What is a purpose-based license? This type of licenses is awarded most often, and allows the individual to drive for specific purposes such as to and from work, school, for employment training or education purposes, to attend counseling or AA meetings, or for medical treatment for yourself only. With this type of license there are no time restrictions, but you can only drive for the specific purposes outlined.

What is a time-based license? While a time based license may sound more attractive, it is actually far more restricting. This type of license restricts the times of day or hours you can drive with no flexibility. For example, you may be allowed to drive between the hours of 6:30 a.m. and 8:00 p.m., but should an emergency arise or you need to work late, there are no exceptions.

In most cases individuals are not given a choice of which type of restricted license they prefer; however if given a choice, most prefer a purpose based license.

Winning a First Appeal Does Not Guarantee Winning a Second Appeal for Full Driving Privileges

It's easy to assume that if you drive on a restricted license and meet all requirements for a minimum of one year, you will be granted a full license at your second appeal - however, this is not always the case. Michigan does not make obtaining a full license easy.
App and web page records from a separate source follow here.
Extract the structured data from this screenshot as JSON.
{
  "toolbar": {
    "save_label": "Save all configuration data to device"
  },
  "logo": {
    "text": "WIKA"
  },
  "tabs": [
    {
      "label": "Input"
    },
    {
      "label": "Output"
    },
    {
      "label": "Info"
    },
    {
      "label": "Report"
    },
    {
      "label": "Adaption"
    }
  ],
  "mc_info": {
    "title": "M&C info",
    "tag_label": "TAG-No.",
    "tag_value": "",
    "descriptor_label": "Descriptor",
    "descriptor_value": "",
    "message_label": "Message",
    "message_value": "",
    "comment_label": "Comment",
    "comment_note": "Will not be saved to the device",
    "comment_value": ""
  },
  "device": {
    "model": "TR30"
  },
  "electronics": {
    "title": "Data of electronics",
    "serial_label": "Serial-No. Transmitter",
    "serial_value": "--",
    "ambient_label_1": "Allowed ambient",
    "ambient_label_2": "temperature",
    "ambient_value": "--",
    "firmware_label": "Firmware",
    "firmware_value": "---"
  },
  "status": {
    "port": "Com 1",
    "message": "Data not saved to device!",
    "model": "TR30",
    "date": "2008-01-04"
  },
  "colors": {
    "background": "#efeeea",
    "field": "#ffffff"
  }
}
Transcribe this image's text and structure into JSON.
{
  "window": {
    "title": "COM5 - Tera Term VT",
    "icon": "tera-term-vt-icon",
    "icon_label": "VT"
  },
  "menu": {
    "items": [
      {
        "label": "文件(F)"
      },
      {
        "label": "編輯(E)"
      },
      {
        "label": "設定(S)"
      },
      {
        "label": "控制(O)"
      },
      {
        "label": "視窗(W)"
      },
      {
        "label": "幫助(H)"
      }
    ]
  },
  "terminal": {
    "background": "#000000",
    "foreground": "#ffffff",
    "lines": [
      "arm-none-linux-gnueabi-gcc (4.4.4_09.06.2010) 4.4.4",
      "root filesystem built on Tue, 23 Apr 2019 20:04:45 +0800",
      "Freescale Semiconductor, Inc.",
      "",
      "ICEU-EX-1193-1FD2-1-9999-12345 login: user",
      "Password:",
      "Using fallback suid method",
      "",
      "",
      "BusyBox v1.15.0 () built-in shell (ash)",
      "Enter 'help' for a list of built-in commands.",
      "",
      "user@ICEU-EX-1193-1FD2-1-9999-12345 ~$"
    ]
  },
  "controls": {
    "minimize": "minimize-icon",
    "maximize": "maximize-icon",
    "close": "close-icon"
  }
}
You must present information including a "final report" from the ignition interlock device company reviewing how you performed in regards to breath-testing in your vehicle, obtain Letters of Support, and undergo a complete Substance Abuse Evaluation along with a urine test, among other things.

At Grabel & Associates, our Michigan DAAD hearing lawyers are ready to help you win back your driving privileges whether you are in need of a restricted license, or have met the minimum requirements of your restricted license and are ready to pursue a full license. Let us help ensure you win your DAAD hearing; contact us now at 1-800-677-9795 or online.

Please note: Recently DLAD/DAAD changed their name to the Administrative Hearings Section (AHS). Common use of the name AHS has not yet been widely accepted and the entity responsible for driver’s license hearings is still referred to as DLAD/DAAD in almost all legal areas, which is why we continue to use the term “DLAD/DAAD” throughout our website. More information about this change can be found at the Michigan Secretary of State’s website here.